Approximately 50 people turned out to the rally and march in the late morning, carrying signs and U.S. flags and wearing pins and stickers emblazoned with the slogan “Stop the Republican Recall.”
“This election is bigger than one governor,” said State Sen. Mike McGuire, D-Healdsburg, to the crowd through a bullhorn. “Coming up this fall, our values are on the ballot.”
The lieutenant governor has not yet set a date for the recall vote against Newsom, which Secretary of State Shirley Weber confirmed Wednesday had qualified for placement on a ballot. The certification of 1,719,900 signatures this past week, however, triggered immediate defensive action from Democratic organizers from the state to the local level on behalf of the governor.
In Santa Rosa, the message Saturday was one of both political empowerment and warnings about potential ripple effects if voters see fit to remove Newsom as governor. McGuire was joined by Rohnert Park Vice Mayor Jackie Elward, Sonoma County Supervisor Chris Coursey and Healdsburg City Councilmember Ariel Kelley, among others.
Pat Sabo, chairwoman of the Sonoma County Democratic Party, reminded the attendees at Saturday’s event that Sonoma County led voter turnout in the November 2020 election, as 90.5% of registered voters cast a ballot.
“We are going to have to emulate that to stop this recall,” she said.
A lineup of local Democratic elected officials praised Newsom’s leadership during the COVID-19 pandemic and decried the recall effort as a partisan distraction, based in misinformation about the coronavirus and fueled by money flowing in from national Republican interests.
“What type of ideology will govern California if this recall effort is successful?” said Esther Lemus, Windsor councilwoman. “We’ll end up with a governor from Trump’s party, and we can’t let that happen.”
Lemus and other speakers warned of detrimental effects on homeless residents, immigrants and other groups if Republicans assume control of the state’s highest office.
Former San Diego Mayor Kevin Faulconer and John Cox, a businessman who lost to Newsom in 2018 by a double-digit margin, have both said they are running against Newsom in the recall.
Caitlyn Jenner, former Olympian and longtime Republican, is also in the running.
Sonoma County residents who added their signatures to the recall petitions in the winter and spring cited several reasons for wanting Newsom out of the office.
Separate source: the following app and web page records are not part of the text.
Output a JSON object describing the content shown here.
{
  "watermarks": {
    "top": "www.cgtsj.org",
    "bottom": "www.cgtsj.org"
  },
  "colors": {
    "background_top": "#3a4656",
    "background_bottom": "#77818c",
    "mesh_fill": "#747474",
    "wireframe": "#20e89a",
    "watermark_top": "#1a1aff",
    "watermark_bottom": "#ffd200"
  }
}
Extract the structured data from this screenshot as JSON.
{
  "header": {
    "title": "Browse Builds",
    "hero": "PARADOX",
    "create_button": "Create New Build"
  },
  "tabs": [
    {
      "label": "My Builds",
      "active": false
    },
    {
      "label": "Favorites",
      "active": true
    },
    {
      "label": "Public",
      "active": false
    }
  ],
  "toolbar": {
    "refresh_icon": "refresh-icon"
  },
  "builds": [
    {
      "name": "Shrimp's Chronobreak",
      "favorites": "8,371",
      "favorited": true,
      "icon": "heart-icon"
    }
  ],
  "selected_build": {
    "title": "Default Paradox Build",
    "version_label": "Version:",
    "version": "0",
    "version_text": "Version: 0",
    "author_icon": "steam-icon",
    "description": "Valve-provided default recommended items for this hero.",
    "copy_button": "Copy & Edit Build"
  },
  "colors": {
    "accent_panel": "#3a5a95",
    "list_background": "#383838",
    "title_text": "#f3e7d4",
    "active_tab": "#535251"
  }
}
In addition to his management of the pandemic, recall supporters cited California’s high taxes, pro-immigration policies, stringent environmental regulations and rising homelessness.
Matt Heath, chairman of the Sonoma County GOP, could not be reached Saturday for comment about local Republican engagement around the recall.
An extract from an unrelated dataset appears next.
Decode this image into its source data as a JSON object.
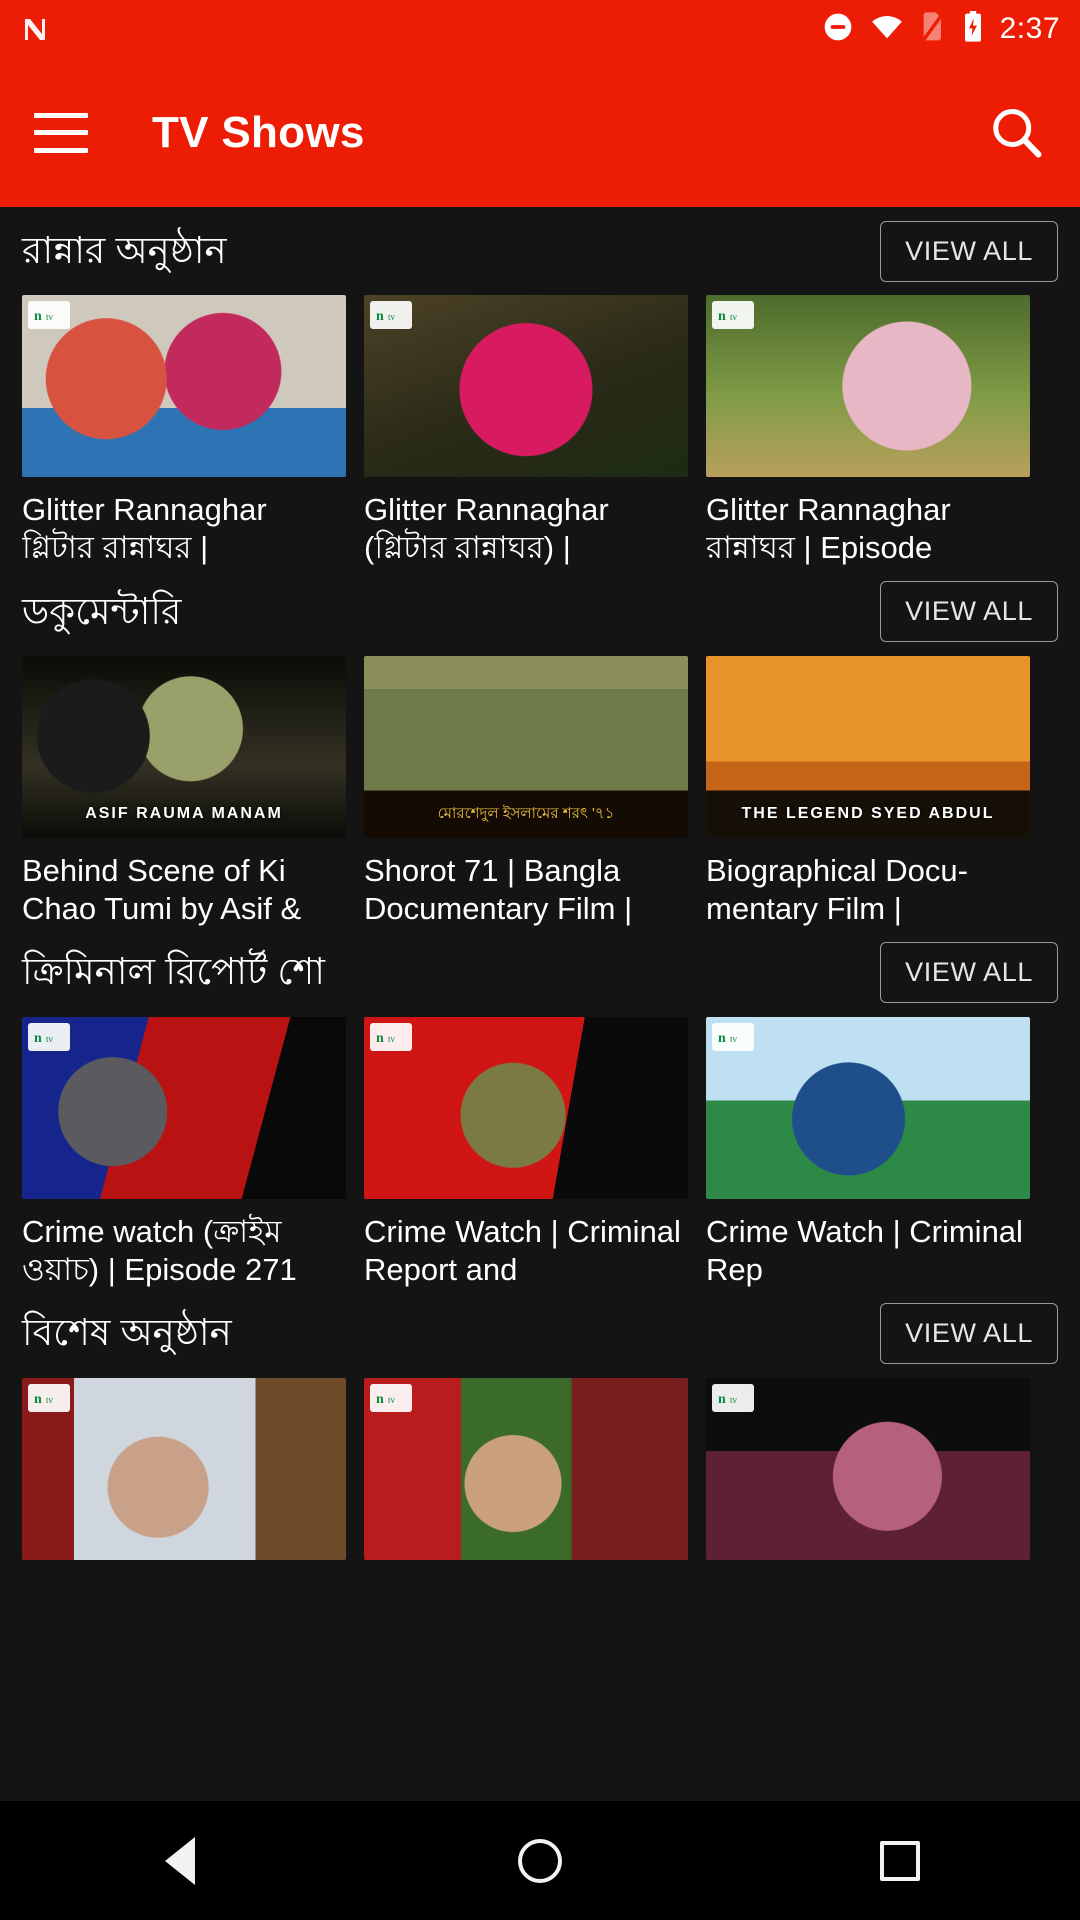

The Sonoma County GOP said in a post on its website that Republicans are not the only voters in favor of recalling Newsom.
“Many Democrats and Decline to State voters also signed the recall petition,” the post read.
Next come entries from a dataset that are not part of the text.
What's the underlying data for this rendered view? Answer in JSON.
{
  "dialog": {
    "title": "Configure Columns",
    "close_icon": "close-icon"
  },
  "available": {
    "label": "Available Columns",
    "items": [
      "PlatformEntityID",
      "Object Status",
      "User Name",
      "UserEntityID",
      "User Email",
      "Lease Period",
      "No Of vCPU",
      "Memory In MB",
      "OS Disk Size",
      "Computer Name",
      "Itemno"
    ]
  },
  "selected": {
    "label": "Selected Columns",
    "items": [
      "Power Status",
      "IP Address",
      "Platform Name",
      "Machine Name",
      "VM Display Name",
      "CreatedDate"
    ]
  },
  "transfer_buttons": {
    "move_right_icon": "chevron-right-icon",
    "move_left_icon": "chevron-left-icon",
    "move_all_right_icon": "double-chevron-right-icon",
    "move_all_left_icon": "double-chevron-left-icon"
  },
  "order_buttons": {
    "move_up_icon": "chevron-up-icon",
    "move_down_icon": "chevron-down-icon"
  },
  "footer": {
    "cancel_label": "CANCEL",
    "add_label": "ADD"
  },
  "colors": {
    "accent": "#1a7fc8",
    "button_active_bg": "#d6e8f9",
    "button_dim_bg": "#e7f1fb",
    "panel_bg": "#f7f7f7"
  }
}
Bill Montgomery, who stood holding a U.S. flag in one hand and a sign supporting Newsom in the other at Saturday morning’s event, said he doesn’t know any Democrats who are in favor of the recall.
“They don’t see any other choice,” he said. “What does the Republican party want to do for California?”
Newsom will be only the second governor in California history to go through a recall vote, though California has seen 54 efforts to recall various governors since the power was enshrined in the state constitution in 1911, according to the secretary of state’s office.
You can reach Staff Writer Kaylee Tornay at 707-521-5250 or email@example.com. On Twitter @ka_tornay.